An immigration “enforcement only” approach, like mandatory E-Verify and status verification, without other changes, such as an earned pathway to legalization for the undocumented workers already in the U.S. or a guest worker program, will not diminish the demand for willing workers. This approach pushes many hard-working, undocumented workers further into the shadows, making them more susceptible to abuse and exploitation, both of which are against the freedoms and rights for which our country stands.

With no clear relief in sight and the increase sharing and analysis of E-Verify data, the message is that it is a good time for employers and their attorneys to review employment verification compliance and I-9 practices and recordkeeping. Employers should conduct audits and act on the results, train staff, and plan for the potential nationwide implementation of E-Verify. Likewise, employees should take proactive steps to obtain documentation of their legal status.

1 H. B. 56.

2 U.S. v. Bentley, 11- cv-02746 (N.D. Ala. Sept. 28, 2011).

3 P ub. L. No. 104-208, 110 Stat. 3009 (Sept. 30, 1996).

4 E -Verify, Employment Eligibility Verification,
(instructions to register).

5 F AR case 2007-013, Employment Eligibility Verification.

6 See U.S. Citizenship and Immigration Services, Federal Contractor Flyer,

7 & sect;402(c)(4) of Publ. L. 104-208, Div. C, Title IV, Subtitle A (per text of legislation), but §402(c)(3) in West’s 2009 Federal Immig. Laws. & Regs., notes to INA 274A.

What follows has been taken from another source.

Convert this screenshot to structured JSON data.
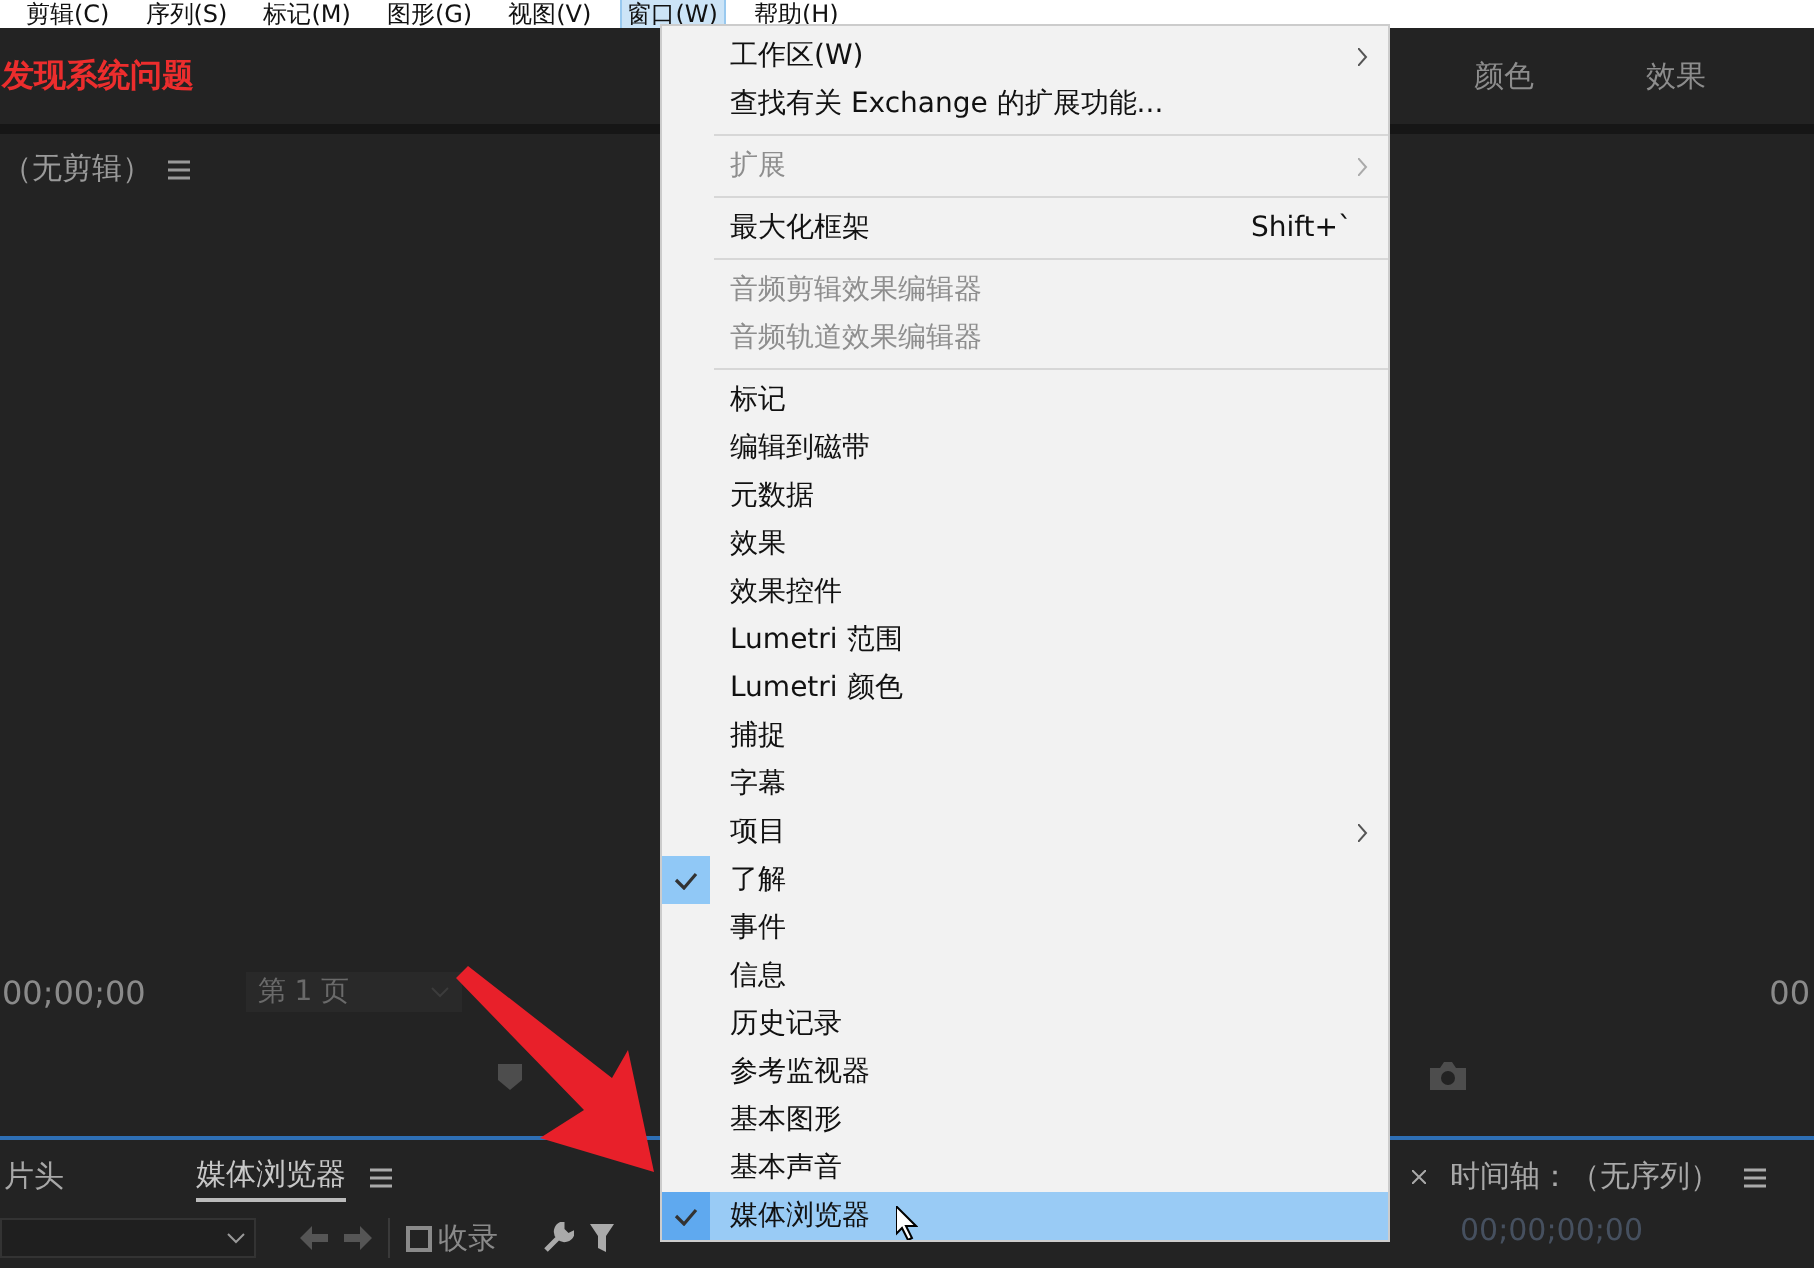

8 8 U.S.C. §1324b.

9 See DHS Unveils Initiatives to Enhance E-Verify, Fact Sheet at

10 See Government Accountability Office (GAO) Report,

11 See The Practices and Opinions of Employers Who Do Not Participate in E-Verify, Westat Report
(Dec. 2010).

Giselle Carson is a shareholder with Marks Gray, P.A., in Jacksonville. She practices primarily in the areas of U.S. and global immigration, business, civil litigation, wills, and estate planning. She is a frequent writer and lecturer on immigration issues, and she has represented clients in cases in the federal court and before federal and state agencies. She is the general counsel for the Jacksonville Regional Chamber of Commerce and a board member of the Jacksonville Bar Association.

This column is submitted on behalf of the Labor and Employment Law Section, Gregory Alan Hearing, chair, and Frank E. Brown, editor.

Labor and Employment Law